Problem to solve. Scan the entries for the word "this", and copy every line where it appears.

+===+

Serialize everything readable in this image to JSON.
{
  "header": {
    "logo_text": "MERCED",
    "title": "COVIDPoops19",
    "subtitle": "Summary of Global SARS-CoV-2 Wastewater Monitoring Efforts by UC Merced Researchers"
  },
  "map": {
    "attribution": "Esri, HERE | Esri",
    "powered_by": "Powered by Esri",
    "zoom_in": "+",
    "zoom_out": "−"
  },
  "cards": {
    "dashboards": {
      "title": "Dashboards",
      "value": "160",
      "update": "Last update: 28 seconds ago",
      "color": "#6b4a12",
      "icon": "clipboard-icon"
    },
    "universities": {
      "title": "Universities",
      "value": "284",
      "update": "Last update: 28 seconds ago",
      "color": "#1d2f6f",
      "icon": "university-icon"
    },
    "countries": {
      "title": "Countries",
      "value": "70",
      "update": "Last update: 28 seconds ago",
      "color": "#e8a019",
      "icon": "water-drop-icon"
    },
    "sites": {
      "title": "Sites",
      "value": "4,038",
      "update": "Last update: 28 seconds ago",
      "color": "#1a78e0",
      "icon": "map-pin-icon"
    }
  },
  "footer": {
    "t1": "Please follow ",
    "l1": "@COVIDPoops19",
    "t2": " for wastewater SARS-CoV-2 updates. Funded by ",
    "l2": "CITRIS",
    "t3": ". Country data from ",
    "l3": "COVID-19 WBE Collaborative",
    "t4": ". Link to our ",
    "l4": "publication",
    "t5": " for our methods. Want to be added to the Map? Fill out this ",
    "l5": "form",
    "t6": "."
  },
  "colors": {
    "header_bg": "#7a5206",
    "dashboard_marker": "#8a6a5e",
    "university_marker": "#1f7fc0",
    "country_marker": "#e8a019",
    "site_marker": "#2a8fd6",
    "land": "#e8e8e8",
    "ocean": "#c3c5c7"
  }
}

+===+

Problem solution.
Serialize everything readable in this image to JSON.
    "t5": " for our methods. Want to be added to the Map? Fill out this ",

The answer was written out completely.